» **EXERCISE GOAL**
Reproduce exactly the run of lines that begins with the one containing "Extract the structured" and ends with the last line of the records, omitting pictures.

[Dataset rows describing interfaces]
• • •

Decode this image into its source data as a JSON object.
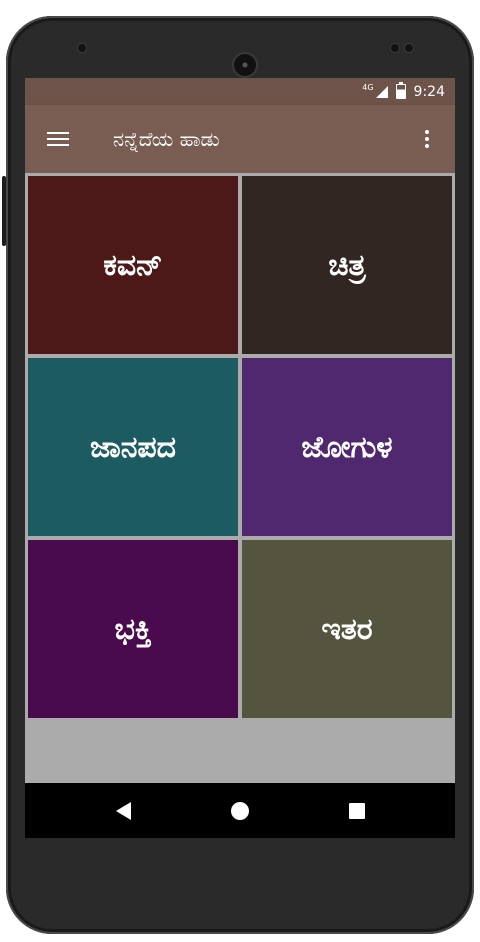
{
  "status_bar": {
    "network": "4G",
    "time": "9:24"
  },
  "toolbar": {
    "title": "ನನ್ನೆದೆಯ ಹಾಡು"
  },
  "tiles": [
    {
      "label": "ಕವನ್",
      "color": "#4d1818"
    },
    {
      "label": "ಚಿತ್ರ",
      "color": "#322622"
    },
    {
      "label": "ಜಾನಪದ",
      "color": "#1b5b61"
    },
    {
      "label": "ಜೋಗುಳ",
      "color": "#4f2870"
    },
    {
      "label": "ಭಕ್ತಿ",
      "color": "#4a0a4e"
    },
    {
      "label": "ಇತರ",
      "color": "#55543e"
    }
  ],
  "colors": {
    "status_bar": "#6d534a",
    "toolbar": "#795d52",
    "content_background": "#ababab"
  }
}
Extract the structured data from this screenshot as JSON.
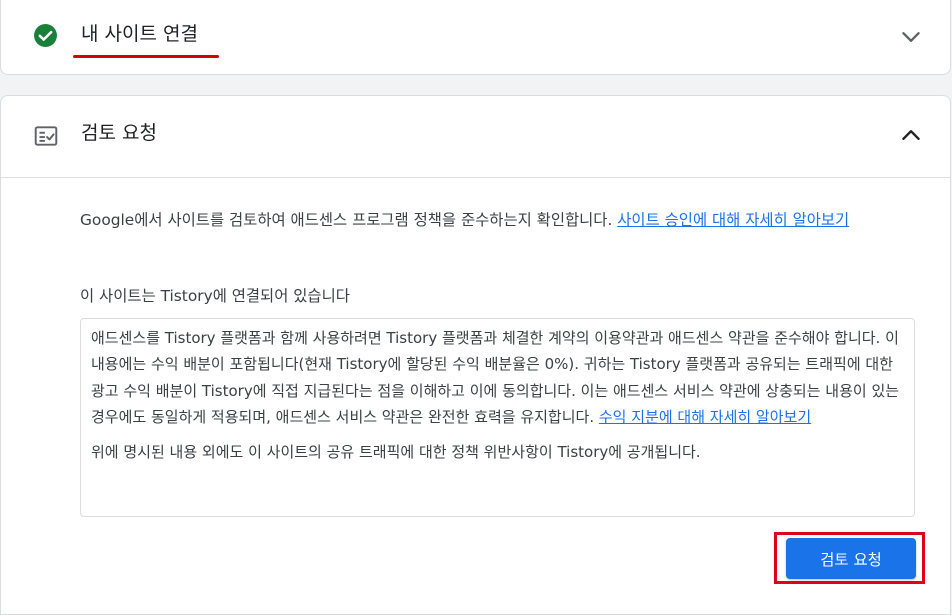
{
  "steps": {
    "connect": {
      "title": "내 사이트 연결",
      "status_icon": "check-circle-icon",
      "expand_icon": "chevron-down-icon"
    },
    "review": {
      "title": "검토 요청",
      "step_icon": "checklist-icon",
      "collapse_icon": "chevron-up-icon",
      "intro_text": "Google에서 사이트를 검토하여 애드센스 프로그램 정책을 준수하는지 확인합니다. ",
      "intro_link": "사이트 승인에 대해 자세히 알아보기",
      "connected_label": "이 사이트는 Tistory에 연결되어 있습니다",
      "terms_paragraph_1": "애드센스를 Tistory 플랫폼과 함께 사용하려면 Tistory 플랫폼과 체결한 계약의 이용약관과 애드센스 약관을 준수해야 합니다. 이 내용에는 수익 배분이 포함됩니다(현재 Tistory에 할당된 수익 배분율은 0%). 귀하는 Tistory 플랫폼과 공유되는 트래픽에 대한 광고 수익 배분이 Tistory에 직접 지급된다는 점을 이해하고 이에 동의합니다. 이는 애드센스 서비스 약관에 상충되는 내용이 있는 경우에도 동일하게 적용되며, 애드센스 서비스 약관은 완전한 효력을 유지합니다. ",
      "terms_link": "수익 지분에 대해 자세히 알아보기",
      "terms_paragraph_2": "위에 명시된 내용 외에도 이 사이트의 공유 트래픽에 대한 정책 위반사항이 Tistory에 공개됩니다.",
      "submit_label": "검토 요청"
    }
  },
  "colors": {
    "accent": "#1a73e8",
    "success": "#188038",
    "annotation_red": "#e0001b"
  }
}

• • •

» **TASK SOLUTION**
Extract the structured data from this screenshot as JSON.
{
  "steps": {
    "connect": {
      "title": "내 사이트 연결",
      "status_icon": "check-circle-icon",
      "expand_icon": "chevron-down-icon"
    },
    "review": {
      "title": "검토 요청",
      "step_icon": "checklist-icon",
      "collapse_icon": "chevron-up-icon",
      "intro_text": "Google에서 사이트를 검토하여 애드센스 프로그램 정책을 준수하는지 확인합니다. ",
      "intro_link": "사이트 승인에 대해 자세히 알아보기",
      "connected_label": "이 사이트는 Tistory에 연결되어 있습니다",
      "terms_paragraph_1": "애드센스를 Tistory 플랫폼과 함께 사용하려면 Tistory 플랫폼과 체결한 계약의 이용약관과 애드센스 약관을 준수해야 합니다. 이 내용에는 수익 배분이 포함됩니다(현재 Tistory에 할당된 수익 배분율은 0%). 귀하는 Tistory 플랫폼과 공유되는 트래픽에 대한 광고 수익 배분이 Tistory에 직접 지급된다는 점을 이해하고 이에 동의합니다. 이는 애드센스 서비스 약관에 상충되는 내용이 있는 경우에도 동일하게 적용되며, 애드센스 서비스 약관은 완전한 효력을 유지합니다. ",
      "terms_link": "수익 지분에 대해 자세히 알아보기",
      "terms_paragraph_2": "위에 명시된 내용 외에도 이 사이트의 공유 트래픽에 대한 정책 위반사항이 Tistory에 공개됩니다.",
      "submit_label": "검토 요청"
    }
  },
  "colors": {
    "accent": "#1a73e8",
    "success": "#188038",
    "annotation_red": "#e0001b"
  }
}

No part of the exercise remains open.